where R is a divalent alkyl group containing from 2 to 5 carbon atoms, R1 is a member of the group consisting of hydrogen and alkyl and hydroxyalkyl radicals containing not more than two carbon atoms and R2 is a member of the group consisting of alkyl and hydroxyalkyl radicals containing from two to eight carbon atoms and further members wherein R1 and R2 taken together with -N represent a radical of the class consisting of piperidino, morpholino and pyrrolidino radicals.

2. A compound having the formula,

l N-CH:

R: b lean-M 3. An acid addition salt of a compound having the formula,

N-CH:

where R, R1 and R2 are lower alkyl.

4. An acid addition salt of a compound having the formula,

I N-CH:

where R is alkyl and R1 and R2 taken together with -N represent a piperidino radical.

5. An acid additionsalt of a compound having the formula,

N-OH:

dIH-R-NH-alkyl where R is a divalent alkyl group containing from 2 to 5 carbon atoms and said alkyl is an alkyl radical containing from two to eight carbon atoms.

6. An acid addition salt of a compound having the formula,

where R is a divalent alkyl group containing from 2 to 5 carbon atoms and said hydroxyalkyl is a hydroxyalkyl radical containing from two to eight carbon atoms.

7. A hydrochloric acid salt of a compound having the formula,

I N-CH:

1 1 with analk laminealyk l'aminehaving the formula,{

NH:-RN

R: where X is a halogen atom; Ris a divalent alkyl group containing from 2 to 5 carbon atoms, R1 is a member of the group consisting of hydrogen'and alkyl and hydroxyalkyl radicals containing not more than two carbon atoms and R2 is a member of the group consisting of alkyl and hydroxyalkyl radicals containing from two to eight carbon atoms and further members wherein R1 and g 12 R2 taken together with -N represent a radical of the class consisting of piperidino, morpholino and pyrrolidino' radicals. V

5 References Cited in the file of this patent UNITED STATES PATENTS" 2,5791'85' Granatek Dec. 18,- 1951 FOREIGN PATENTS 10 486 Great Britain Nov. 12, 1908

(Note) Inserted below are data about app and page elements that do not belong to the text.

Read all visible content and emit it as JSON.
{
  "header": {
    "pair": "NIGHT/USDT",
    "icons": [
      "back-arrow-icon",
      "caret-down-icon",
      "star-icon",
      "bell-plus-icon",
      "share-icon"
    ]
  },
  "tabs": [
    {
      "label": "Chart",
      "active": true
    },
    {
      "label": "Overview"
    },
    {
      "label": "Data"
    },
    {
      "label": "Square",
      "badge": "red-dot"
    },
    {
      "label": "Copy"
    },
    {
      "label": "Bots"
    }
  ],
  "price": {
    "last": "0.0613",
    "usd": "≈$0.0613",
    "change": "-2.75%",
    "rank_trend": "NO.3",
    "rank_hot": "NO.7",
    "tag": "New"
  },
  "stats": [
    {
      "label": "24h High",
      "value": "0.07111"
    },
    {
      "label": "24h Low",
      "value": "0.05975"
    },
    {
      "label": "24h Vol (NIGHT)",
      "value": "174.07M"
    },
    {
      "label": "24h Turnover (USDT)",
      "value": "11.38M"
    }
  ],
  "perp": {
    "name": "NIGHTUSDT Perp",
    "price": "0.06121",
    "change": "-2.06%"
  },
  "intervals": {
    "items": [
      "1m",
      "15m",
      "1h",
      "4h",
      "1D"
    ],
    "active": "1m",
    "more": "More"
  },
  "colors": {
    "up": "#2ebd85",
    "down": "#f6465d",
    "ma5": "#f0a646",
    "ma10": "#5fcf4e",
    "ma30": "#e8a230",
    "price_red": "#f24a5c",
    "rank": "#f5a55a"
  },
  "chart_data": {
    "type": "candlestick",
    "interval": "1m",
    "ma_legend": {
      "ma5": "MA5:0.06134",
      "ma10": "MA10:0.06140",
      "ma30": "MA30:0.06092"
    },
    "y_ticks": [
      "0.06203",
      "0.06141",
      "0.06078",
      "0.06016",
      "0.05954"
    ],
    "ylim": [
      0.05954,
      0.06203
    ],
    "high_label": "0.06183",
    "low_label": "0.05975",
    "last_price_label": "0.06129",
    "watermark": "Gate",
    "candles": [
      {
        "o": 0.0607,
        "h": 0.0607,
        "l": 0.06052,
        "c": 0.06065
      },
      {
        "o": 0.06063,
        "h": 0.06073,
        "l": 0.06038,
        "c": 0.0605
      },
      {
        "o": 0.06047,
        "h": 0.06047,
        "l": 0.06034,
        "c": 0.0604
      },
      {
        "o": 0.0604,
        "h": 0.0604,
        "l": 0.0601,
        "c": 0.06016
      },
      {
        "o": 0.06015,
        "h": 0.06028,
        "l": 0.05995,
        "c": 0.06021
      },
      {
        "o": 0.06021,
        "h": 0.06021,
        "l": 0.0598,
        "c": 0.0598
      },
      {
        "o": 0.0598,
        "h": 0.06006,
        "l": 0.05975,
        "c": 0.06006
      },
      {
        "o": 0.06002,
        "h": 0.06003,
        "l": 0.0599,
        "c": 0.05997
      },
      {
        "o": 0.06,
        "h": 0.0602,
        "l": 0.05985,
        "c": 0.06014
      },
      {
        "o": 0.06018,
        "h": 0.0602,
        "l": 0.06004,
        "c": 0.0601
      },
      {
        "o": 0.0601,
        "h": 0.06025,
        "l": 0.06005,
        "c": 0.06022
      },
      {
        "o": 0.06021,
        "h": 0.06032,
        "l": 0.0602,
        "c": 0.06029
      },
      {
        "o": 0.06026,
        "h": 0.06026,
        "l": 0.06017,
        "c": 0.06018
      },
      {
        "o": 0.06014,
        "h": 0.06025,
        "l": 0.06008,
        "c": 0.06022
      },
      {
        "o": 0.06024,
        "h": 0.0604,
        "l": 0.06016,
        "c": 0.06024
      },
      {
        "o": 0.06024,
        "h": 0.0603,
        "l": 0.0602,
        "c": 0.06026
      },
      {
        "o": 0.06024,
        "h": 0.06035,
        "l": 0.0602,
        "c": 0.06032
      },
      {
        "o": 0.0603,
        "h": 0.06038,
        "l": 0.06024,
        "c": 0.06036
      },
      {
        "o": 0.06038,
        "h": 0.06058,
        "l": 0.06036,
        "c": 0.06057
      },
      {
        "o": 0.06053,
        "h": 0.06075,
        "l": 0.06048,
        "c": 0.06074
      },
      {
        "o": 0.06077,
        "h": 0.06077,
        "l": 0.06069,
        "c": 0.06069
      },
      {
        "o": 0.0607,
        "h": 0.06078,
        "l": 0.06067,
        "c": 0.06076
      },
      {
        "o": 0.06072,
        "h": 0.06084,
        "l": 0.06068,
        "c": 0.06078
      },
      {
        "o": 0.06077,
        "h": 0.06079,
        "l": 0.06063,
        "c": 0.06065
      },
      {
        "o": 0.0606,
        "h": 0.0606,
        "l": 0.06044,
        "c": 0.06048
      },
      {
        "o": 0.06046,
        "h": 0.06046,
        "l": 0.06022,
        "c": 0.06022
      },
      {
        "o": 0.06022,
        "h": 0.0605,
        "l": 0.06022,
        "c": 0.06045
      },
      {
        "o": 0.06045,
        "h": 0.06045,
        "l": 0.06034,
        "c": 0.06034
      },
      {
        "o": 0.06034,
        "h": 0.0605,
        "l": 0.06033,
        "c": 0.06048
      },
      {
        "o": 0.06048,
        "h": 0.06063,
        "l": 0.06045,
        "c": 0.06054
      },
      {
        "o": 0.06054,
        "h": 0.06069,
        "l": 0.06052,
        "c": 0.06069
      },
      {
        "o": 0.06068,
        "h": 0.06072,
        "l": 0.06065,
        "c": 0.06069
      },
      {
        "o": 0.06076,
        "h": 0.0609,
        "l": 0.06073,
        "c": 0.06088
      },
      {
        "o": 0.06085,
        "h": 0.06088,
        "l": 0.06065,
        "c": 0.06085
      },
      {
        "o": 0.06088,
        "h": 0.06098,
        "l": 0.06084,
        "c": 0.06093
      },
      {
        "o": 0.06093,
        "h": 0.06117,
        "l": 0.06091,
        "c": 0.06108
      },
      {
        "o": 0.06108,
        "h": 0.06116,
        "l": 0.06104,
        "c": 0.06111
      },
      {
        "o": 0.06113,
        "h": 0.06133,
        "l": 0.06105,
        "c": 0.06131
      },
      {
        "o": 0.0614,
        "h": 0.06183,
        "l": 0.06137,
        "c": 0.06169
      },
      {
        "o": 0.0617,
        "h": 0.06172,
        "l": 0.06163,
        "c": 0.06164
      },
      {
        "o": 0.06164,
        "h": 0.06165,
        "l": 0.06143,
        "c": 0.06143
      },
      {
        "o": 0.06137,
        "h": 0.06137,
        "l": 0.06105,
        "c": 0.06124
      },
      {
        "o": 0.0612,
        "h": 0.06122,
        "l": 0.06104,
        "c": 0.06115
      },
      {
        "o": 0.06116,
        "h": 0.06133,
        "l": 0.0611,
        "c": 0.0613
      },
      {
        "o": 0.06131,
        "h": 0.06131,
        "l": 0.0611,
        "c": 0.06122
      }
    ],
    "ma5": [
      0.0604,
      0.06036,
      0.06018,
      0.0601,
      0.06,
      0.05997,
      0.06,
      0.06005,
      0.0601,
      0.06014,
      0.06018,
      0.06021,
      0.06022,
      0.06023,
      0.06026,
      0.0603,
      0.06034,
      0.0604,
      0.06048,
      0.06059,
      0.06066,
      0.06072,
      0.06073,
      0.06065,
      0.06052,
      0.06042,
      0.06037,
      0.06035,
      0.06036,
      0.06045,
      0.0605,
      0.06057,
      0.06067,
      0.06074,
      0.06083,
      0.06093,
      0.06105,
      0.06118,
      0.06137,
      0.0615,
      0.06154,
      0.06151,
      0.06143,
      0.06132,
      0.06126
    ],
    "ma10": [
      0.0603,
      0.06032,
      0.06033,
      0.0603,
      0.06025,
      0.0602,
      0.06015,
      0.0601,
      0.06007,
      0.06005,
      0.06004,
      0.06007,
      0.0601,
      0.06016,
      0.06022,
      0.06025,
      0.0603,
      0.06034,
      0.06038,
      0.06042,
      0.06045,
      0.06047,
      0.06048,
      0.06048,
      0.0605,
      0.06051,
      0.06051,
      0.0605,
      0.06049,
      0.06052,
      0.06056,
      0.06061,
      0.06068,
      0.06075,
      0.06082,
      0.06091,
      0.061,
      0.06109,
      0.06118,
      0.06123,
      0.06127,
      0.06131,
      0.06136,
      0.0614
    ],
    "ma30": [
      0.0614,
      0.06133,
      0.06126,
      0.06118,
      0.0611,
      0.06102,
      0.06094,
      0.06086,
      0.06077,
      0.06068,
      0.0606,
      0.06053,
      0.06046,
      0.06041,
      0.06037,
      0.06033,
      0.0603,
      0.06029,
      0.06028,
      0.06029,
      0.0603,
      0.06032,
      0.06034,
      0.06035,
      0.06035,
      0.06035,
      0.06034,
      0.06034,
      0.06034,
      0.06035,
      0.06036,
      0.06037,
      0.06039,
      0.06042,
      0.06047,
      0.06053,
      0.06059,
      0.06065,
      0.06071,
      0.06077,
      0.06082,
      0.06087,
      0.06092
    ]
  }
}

Patent Citations
Cited PatentFiling datePublication dateApplicantTitle
US2579185 *Dec 8, 1949Dec 18, 1951Bristol Lab IncAmine salt of penicillin
GB190800486A * Title not available
Referenced by
Citing PatentFiling datePublication dateApplicantTitle
US3324132 *May 13, 1965Jun 6, 1967Ici LtdAnthrapyridone pigments containing a fused quinoline group
US3418322 *May 7, 1964Dec 24, 1968Minnesota Mining & MfgQuinacridone dyestuffs
US4745174 *Apr 23, 1987May 17, 1988Eastman Kodak CompanyPolyesters having improved whiteness
US6471760 *Mar 23, 1999Oct 29, 2002Nippon Kayaku Kabushiki KaishaAnthrapyridone compounds, water-based magenta ink composition, and method of ink-jet recording
US7053227Sep 27, 2002May 30, 2006Xerox CorporationMethods for making colorant compounds
US7524979Feb 21, 2006Apr 28, 2009Xerox CorporationMethods of making colorant compounds
US7622580Aug 13, 2004Nov 24, 2009Xerox CorporationColorant compounds
US7683192Jul 29, 2004Mar 23, 2010Xerox CorporationColorant compounds
US7737278Nov 6, 2007Jun 15, 2010Xerox CorporationColorant compounds
EP1626071A1Aug 11, 2005Feb 15, 2006Xerox CorporationAnthrapyridone colorant compounds
Classifications
U.S. Classification546/76, 544/125, 540/344
Cooperative ClassificationC09B5/14